This section is from the book "The Gardener's Monthly And Horticulturist V20", by Thomas Meehan. See also: Four-Season Harvest: Organic Vegetables from Your Home Garden All Year Long.
(Continued from page 245).
The plumule first developes a thin, flat, falcate, green leaf, about half an inch long. Soon it becomes reddened, tubular and veiny, while a relatively large opening appears at about two-thirds of its length, beyond which extends, curving inward, the slender, dorsally flattened crimson, naked midrib, representing the true leaf, of which the tube below is the petiole. Along the inner face of the petiole, a broad wing extends from the lower edge of the inclined orifice, down straight to the collar of the root, where it divides and clasps the stock. This primary leaf is constructed similarly to those of the related Sarracenia except that in the latter genus the true leaf or lamina is short, broad, and is bilobed, or many lobed, and forming a border nearly around the mouth of the pitcher-like petiole. During the first season four of these simple Sarra-cenia-like leaves appear of equal size generally, apparently in a whorl, but inspection reveals their alternate arrangement. All face inward, or rather upward, as the leaves first push out horizontally, then ascend upward. The uncovered opening is favorably presented for the reception of moisture, insects, or any objects obeying the law of gravitation.

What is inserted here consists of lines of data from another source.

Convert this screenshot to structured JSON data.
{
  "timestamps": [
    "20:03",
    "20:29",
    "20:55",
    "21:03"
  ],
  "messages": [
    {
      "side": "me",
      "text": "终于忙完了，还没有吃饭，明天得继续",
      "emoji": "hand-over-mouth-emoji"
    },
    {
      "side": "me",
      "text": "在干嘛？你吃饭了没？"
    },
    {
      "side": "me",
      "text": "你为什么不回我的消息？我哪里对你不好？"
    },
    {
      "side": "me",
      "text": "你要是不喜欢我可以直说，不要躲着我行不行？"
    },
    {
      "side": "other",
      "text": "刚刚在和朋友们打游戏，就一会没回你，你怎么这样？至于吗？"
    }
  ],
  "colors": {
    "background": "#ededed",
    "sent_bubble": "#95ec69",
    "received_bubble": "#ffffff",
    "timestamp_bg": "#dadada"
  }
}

Also, the mouth parts and interior of the tube are armed with strong hairs, pointing inward, while inspection of the contents reveal minute insects (generally of the Ichneumonidoe and Tinnoen families) entrapped, drowned in water and being digested by these tiny rogues, thus early playing their little game.